This is the first volume in the "Mary Russell" series, a new set of Sherlock Holmes adventures. The same cleverness, skills and thoughtful logic prevail with a new twist: a female counterpart. Mary Russell is not just thrown in as some sort of token or romantic female -- she is quite bright and becomes Holmes' student and colleague, eventually his equal in solving crimes. Very highly recommended.
This is the first of the Mary Russell-Sherlock Holmes series in which the now retired Holmes first meets his future wife, as a young, extremely intelligent, 15 year old who becomes his student and friend. This series is a marvelous continuation of the Sherlock Holmes saga and in Laurie King's skillful hands, the series is as captivating as it is addictive. This is intelligent, thoughtful reading and while the stories do not have to be read in order to be appreciated, it, of course, helps, as details accrued along the way add to the pleasure of the reading. I cannot recommend this story highly enough.
I've read a lot of Holmes books and even saw the CSI episode with "Sherlock Holmes's" death, but this book is the most fulfilling extrapolation of the Holmes's world. A must read if you're a Holmes fan, or just want some good fiction with settings from England to Israel. The story is told from a wonderful viewpoint of a girl who knows she's lucky to be there to help her hero.
Excellent characters and story. Sherlock Holmes in later life, and his new apprentice.
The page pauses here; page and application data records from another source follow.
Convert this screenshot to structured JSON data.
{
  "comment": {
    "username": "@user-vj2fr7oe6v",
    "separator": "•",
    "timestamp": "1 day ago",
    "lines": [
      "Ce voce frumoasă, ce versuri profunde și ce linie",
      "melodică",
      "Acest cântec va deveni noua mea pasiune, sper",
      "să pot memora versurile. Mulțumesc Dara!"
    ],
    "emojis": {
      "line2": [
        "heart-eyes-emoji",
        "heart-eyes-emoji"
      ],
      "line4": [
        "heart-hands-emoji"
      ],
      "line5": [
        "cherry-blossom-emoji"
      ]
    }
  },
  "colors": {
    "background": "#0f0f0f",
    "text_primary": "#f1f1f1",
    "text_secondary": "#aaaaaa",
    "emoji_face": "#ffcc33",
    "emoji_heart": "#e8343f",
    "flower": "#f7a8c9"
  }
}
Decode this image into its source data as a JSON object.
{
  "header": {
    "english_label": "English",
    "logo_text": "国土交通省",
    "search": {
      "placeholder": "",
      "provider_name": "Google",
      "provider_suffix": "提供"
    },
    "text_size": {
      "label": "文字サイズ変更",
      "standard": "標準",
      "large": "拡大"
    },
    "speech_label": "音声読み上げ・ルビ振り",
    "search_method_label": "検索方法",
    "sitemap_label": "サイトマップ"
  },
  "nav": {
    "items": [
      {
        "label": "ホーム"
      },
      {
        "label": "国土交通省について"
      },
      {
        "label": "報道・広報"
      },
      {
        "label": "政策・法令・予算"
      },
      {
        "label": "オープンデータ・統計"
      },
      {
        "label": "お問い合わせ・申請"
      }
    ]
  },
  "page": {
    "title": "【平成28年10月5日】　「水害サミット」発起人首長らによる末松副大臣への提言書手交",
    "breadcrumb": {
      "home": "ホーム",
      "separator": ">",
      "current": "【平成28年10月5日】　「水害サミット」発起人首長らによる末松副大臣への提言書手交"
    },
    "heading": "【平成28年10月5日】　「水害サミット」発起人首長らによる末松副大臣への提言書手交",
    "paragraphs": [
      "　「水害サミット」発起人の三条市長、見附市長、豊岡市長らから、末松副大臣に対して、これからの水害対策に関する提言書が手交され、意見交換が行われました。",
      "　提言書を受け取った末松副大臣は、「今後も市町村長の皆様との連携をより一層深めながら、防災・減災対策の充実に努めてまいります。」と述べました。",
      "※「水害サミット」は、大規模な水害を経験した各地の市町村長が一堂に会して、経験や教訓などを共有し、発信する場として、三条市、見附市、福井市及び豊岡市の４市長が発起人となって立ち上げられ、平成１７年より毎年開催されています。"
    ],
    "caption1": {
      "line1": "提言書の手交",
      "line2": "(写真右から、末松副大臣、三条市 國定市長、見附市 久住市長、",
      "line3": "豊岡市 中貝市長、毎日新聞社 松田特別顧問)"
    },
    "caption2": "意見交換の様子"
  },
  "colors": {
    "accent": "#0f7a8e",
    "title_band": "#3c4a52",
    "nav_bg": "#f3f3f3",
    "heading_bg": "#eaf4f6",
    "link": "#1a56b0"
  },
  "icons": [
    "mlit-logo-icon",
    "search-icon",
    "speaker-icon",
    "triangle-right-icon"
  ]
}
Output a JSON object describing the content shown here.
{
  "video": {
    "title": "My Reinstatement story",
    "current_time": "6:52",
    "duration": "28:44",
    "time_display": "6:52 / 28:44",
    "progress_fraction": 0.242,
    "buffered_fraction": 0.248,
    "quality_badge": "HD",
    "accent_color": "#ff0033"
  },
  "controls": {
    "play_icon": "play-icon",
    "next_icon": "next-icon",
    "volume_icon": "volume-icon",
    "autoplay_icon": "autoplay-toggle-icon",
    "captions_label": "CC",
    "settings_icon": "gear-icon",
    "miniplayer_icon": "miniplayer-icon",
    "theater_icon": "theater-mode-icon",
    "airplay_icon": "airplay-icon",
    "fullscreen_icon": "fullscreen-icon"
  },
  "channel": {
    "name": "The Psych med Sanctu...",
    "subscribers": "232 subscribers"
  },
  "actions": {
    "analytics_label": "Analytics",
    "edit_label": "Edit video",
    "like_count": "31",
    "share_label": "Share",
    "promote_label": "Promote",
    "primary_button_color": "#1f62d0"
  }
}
First book in a marvelous series.
I don't like being the dissenting opinion, but this book just hit me a little wrong or maybe it is my inability to have a beloved character toyed with; but this story of Mary Russsell, a precocious 15 year old, whom after the death of her family moves to a farm with an aunt, and who just happens to run into the famous Sherlock Homes on one of her daily sojourns into the country is just too contrived for me.
The idea that this young woman can match wits with Sherlock is a little overdrawn and as the years go by and they investigate a few cases much in the same way as Holmes and Watson, just seems as if the author is stealing an idea instead of coming up with one of her own.
Unfortunately, I don't think I will continue on with this series, but will once again go back and read the original Conan Doyle accounts of a fascinating character.